Can Wakefield teach Flutie the knuckler?

Tim Wakefield says throwing a knuckleball looks easy. It only travels 65 miles per hour. How difficult can it be, right?

"Everybody thinks that they can get up there and pitch," says Wakefield, the knuckleballer who played 19 seasons in the majors, including 17 seasons with the Boston Red Sox. "Until they try to throw a knuckleball to a hitter and throw a first strike, then it becomes more of a challenge."

On Wednesday at 9 p.m. ET "The Next Knuckler" will premier on MLB Network. The MLB Productions reality series will show just how difficult it is for even the best athletes to learn the knuckleball. Wakefield will teach the pitch to a group of former NCAA quarterbacks who will compete for an invitation to spring training with the Arizona Diamondbacks. It's an eclectic group: Doug Flutie (Boston College), John David Booty (USC), former major league infielder Josh Booty (LSU), David Greene (Georgia) and Ryan Perrilloux (LSU and Jacksonville State).

The quarterbacks had never tried to throw a knuckleball before so this made teaching them a challenge for Wakefield.

"There was one quarterback who had a pretty hard time," Wakefield said. "The reason why we picked quarterbacks though is because obviously they are good athletes. They were obviously great at what they did. The throwing motion of a quarterback is similar to my motion of how I threw [the knuckleball]."

Wakefield and Kevin Millar will co-host the reality series. Wakefield has worked with R.A. Dickey and Charlie Haeger, just like Phil Niekro and Charlie Hough mentored Wakefield.

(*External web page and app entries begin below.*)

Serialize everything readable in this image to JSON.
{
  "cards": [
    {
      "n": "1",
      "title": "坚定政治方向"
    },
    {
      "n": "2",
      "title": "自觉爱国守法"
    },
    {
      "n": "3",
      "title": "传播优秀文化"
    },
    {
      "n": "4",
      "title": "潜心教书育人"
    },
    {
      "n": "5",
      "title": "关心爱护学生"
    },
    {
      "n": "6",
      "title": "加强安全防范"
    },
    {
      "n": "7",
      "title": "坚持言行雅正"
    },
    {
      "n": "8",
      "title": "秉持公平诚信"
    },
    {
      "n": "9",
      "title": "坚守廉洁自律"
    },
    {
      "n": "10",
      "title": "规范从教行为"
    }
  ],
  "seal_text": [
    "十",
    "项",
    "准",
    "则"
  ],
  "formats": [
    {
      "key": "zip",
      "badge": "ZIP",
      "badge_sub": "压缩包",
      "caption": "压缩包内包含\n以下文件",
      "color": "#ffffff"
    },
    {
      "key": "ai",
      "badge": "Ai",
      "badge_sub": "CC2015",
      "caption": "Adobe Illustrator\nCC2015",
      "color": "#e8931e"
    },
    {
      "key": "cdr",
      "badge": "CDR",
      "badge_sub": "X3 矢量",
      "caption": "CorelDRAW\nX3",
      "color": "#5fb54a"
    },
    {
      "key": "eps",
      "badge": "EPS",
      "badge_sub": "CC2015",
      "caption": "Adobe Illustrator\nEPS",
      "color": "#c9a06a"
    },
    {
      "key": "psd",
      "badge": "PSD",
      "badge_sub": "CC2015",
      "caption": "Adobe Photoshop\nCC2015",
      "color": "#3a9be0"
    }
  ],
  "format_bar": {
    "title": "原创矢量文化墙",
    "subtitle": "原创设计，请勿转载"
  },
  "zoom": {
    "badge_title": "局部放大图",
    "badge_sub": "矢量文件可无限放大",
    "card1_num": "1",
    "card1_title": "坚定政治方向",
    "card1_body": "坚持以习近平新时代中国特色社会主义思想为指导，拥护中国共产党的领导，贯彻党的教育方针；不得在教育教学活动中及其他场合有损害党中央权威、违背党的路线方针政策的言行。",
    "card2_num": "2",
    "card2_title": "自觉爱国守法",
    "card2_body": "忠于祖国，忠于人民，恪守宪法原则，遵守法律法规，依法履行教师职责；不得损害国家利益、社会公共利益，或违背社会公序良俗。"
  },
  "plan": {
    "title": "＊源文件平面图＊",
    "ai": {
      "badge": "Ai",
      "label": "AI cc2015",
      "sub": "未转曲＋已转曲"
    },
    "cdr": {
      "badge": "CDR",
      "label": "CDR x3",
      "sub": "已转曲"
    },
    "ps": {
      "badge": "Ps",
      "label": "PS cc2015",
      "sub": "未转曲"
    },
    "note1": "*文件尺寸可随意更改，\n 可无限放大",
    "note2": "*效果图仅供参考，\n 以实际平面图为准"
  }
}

"I've passed on little nuggets that helped," Wakefield said. "I think it's a pitch that can be taught. I think you have to have the athleticism to take the spin off of a baseball. Some guys can't do it and some guys can."

Is there a secret to throwing the knuckleball?

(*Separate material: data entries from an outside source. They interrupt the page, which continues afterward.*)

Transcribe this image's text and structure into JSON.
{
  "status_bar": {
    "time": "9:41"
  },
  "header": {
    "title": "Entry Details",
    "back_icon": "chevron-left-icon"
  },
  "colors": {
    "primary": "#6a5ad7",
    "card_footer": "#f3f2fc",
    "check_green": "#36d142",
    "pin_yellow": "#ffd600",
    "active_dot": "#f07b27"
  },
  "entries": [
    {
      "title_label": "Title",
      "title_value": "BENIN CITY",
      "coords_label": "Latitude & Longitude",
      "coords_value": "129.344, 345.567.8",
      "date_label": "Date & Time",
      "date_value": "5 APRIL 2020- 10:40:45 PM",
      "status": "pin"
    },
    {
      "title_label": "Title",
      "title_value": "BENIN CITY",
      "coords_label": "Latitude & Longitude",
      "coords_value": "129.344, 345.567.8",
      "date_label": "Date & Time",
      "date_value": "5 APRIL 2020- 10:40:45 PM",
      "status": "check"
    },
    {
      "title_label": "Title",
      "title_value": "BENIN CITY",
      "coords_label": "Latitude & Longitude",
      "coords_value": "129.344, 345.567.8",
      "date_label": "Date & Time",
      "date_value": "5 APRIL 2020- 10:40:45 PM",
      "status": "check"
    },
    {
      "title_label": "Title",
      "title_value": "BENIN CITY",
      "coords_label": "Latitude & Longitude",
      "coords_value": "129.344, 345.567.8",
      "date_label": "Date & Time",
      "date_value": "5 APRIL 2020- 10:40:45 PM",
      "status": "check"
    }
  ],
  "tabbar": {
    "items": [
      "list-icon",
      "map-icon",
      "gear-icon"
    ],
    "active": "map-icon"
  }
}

"Obviously the secret is to throw it without any spin," he says. "As long as you know how to take the spin off of it consistently I don't care if you hold it with four fingers or two. It doesn't matter. Once you get that feel of throwing it consistently without any spin on it then you go from there."

For the Diamondbacks, it's a little PR and the chance to find a hidden gem.

"We were thoroughly impressed with this concept when we first viewed a sneak peek of the show," D-backs president and CEO Derrick Hall said. "This is tremendous exposure for our brand, but there could also be payoff on the field if the winner has actually mastered the knuckleball and can help our team. I know our players will be very interested in seeing his talent level firsthand, and even if he does not make our big league club, there is a strong possibility he could make our Double-A or Triple-A roster. This is a huge opportunity for these former quarterbacks as well."

Without the knuckleball, Wakefield never would have made the majors.

"I was actually drafted as a position player and once they put a wood bat in my hand and they were throwing a lot harder than I was used to in college I couldn't hit anymore," he said. "It was by luck that somebody saw me fooling around with a knuckleball and converted me into a knuckleball pitcher."

The winner of the competition will have a chance to pitch for the Diamondbacks in at least one spring training game ... and maybe have a second career as a knuckleball pitcher. Flutie may be 50 years old -- but, hey, that's almost prime age for a knuckleballer.

Anna McDonald is a regular contributor to the SweetSpot blog.